2018 UK Annual Report on Modern SlaveryPublications
This Annual Report focuses on the steps the UK Government, the Scottish Government and the Northern Ireland Executive have taken in 2018 to combat modern slavery, including human trafficking.
The research examines the practices and policies of labour inspectorates and the Metropolitan Police and their relationship with the Home Office’s Immigration Enforcement team. Findings are based on these agencies engagement with immigration enforcement action; frontline organisations’ experience supporting migrant workers; and cases of people who have insecure immigration status and have chosen not to report to statutory agencies as a result.
‘Insecure immigration status’ refers to migrants, both documented and undocumented, who are currently required to prove they have a ‘right to work’ in the UK and who experience barriers accessing support or enforcing their rights.
This group covers people who are lawfully in the UK but are banned from working as a result of visa restrictions (e.g. tourist visas), have limitations to their ‘right to work’ (e.g. students working more than 20 hours per week), subject to other conditions that restrict their access to employment in the UK (e.g. asylum-seekers, some potential victims of modern slavery offences who are currently in the National Referral Mechanism), European nationals and people on work-visas who face barriers reporting issues at work due to a limited understanding of their rights and entitlements in the UK. It also includes those with undocumented status, such as people who have irregularly entered or stayed in the country, whose leave to enter or remain has expired or has been denied (e.g. negative asylum claims).
The data in this report represents signals and cases from January 1, 2019 through December 31, 2019 and is accurate as of July 30, 2020. Cases of trafficking may be ongoing or new information may revealed to the National Hotline over time. Consequen...Read More
Edited by Prabha Kotiswaran and Sam Okyere. This is the third volume of the series Beyond Trafficking and Slavery Short Course. The articles in this volume outline and critically interrogate the role of the state, national legislation and in...Read More

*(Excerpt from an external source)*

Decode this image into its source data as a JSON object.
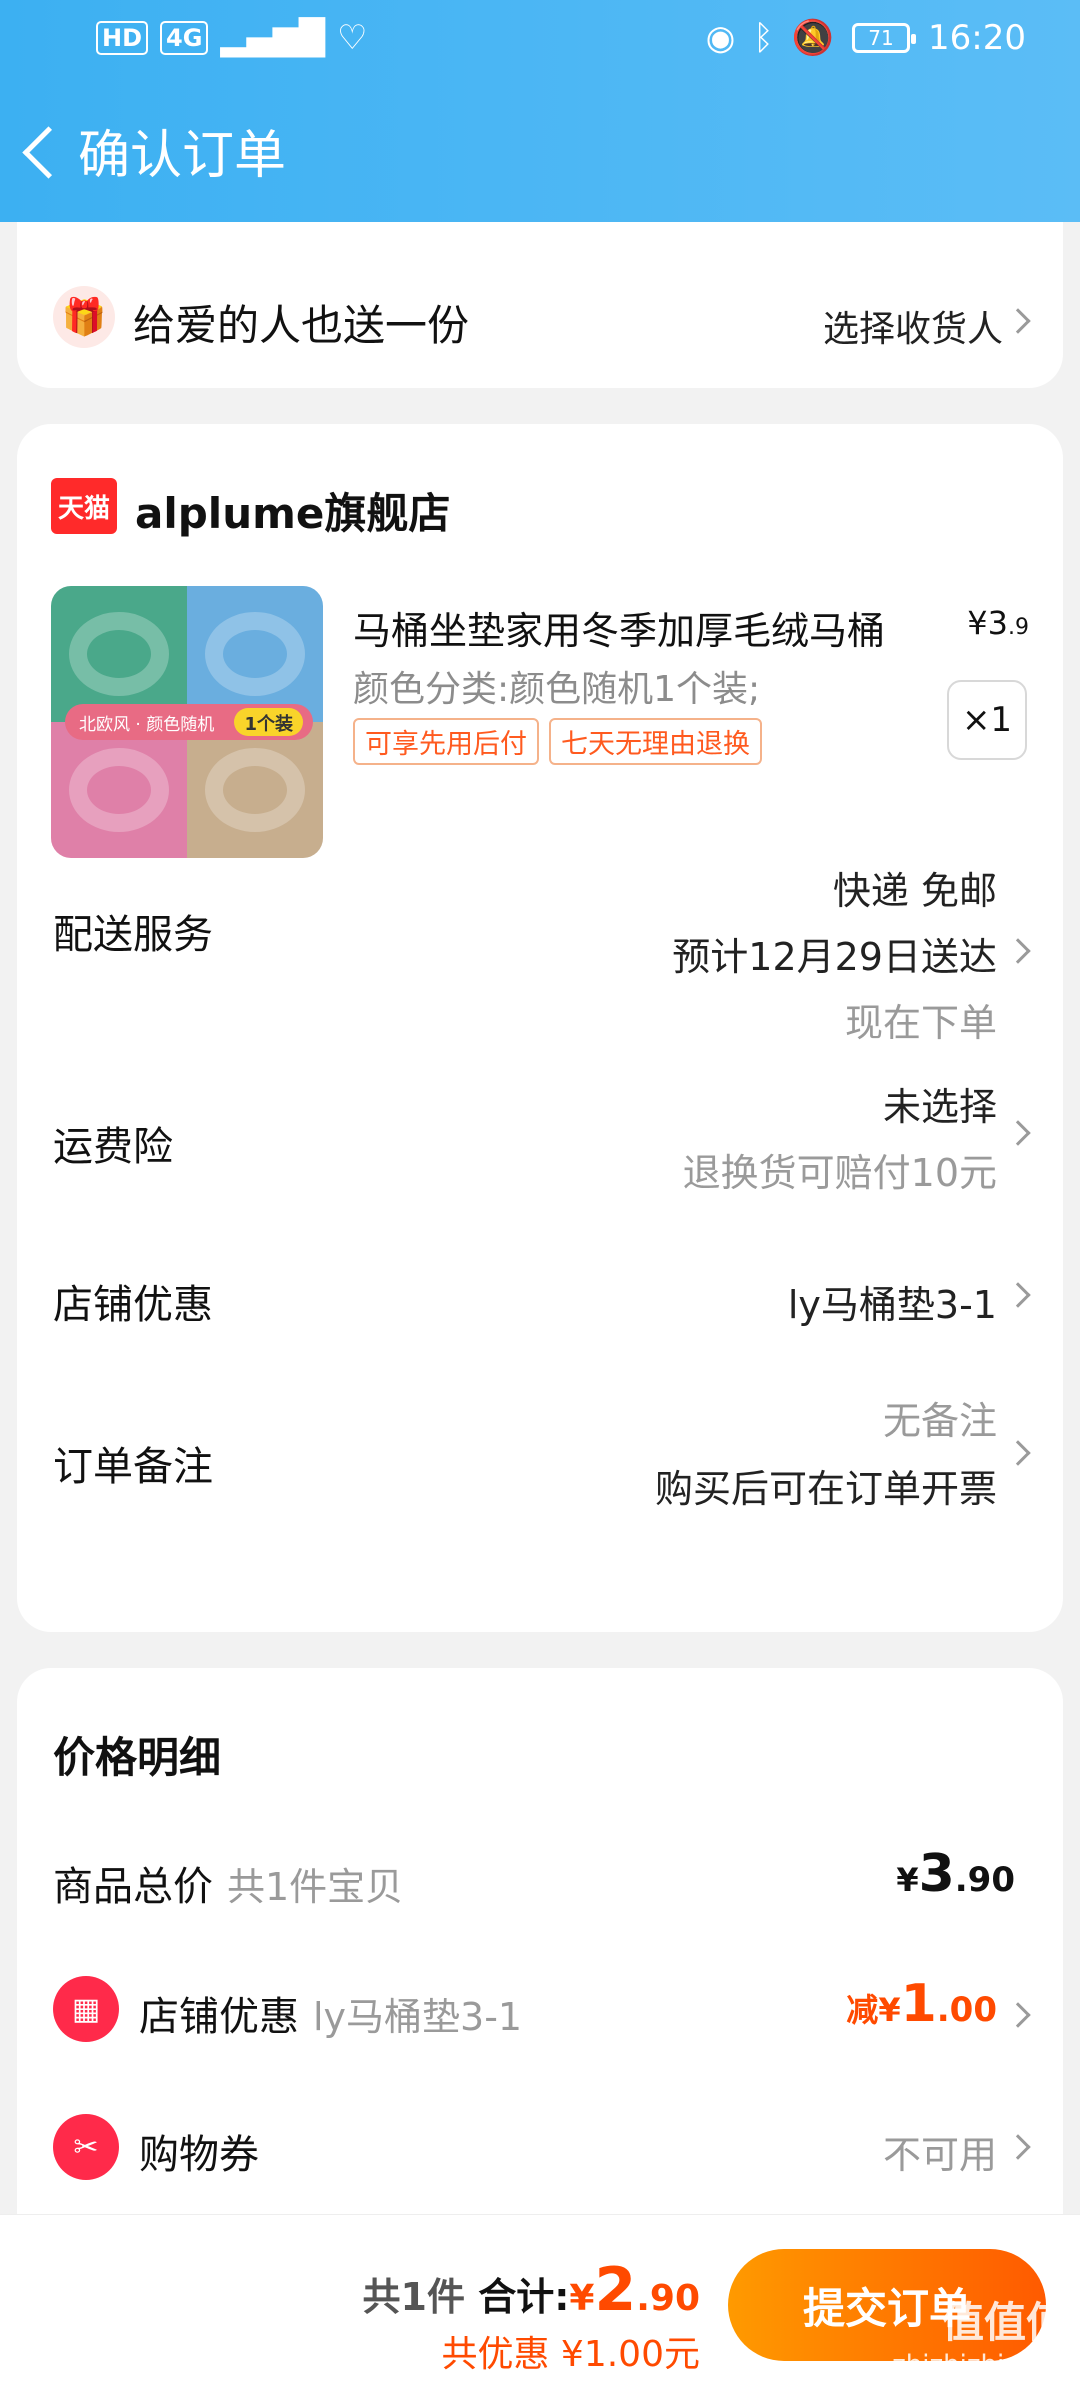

Human trafficking is a growing problem in the US – and around the world. Georgia, with substantial immigrant and refugee populations as well as large agricultural industries is considered a major destination for US human trafficking. In fact, Atla...Read More